Miller, 26, left Sunday’s start with what was described at the time as forearm tightness. Through his first four starts, Miller is carrying a 4.09 ERA with a 20/12 K/BB ratio in 22 innings.
Bracho, 24, has pitched quite well in 6 2/3 innings of relief at Reno. He’s given up just one unearned run on four hits and a walk (intentional) with 12 strikeouts.
Archie Bradley figures to take Miller’s spot in the starting rotation as Bracho will work middle relief.
And John Lackey is livid.
The Brewers’ first baseman homered in each of his first two plate appearances against Reds starter Amir Garrett on Monday evening, helping his team to a 6-1 lead after two frames. The first was a solo blast in the first inning, and the second was a two-run shot to the opposite field in the second inning.
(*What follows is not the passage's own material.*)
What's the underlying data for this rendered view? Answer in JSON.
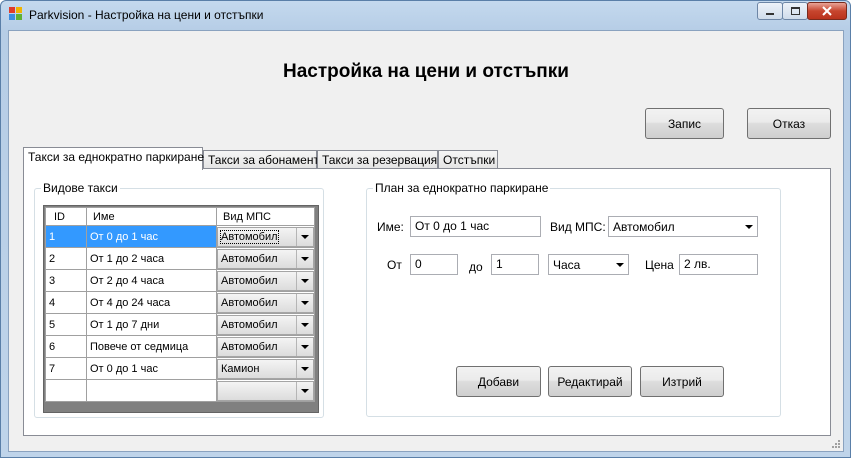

According to MLB.com’s Adam McCalvy, Thames has tied the Brewers’ record for home runs in April with 10. Carlos Lee also hit 10 homers in April 2006.
Seven of Thames’ 10 home runs have come against the Reds. Including his first two at-bats on Monday night, Thames is hitting .379/.474/.924 with 17 RBI along with the 10 dingers. Not too shabby from a guy the Brewers signed to a three-year, $16 million contract during the offseason.
Lackey and Cubs pitching coach Chris Bosio both recently implied Thames is using performance-enhancing drugs, but Thames was tested immediately after last Monday’s game against the Cubs.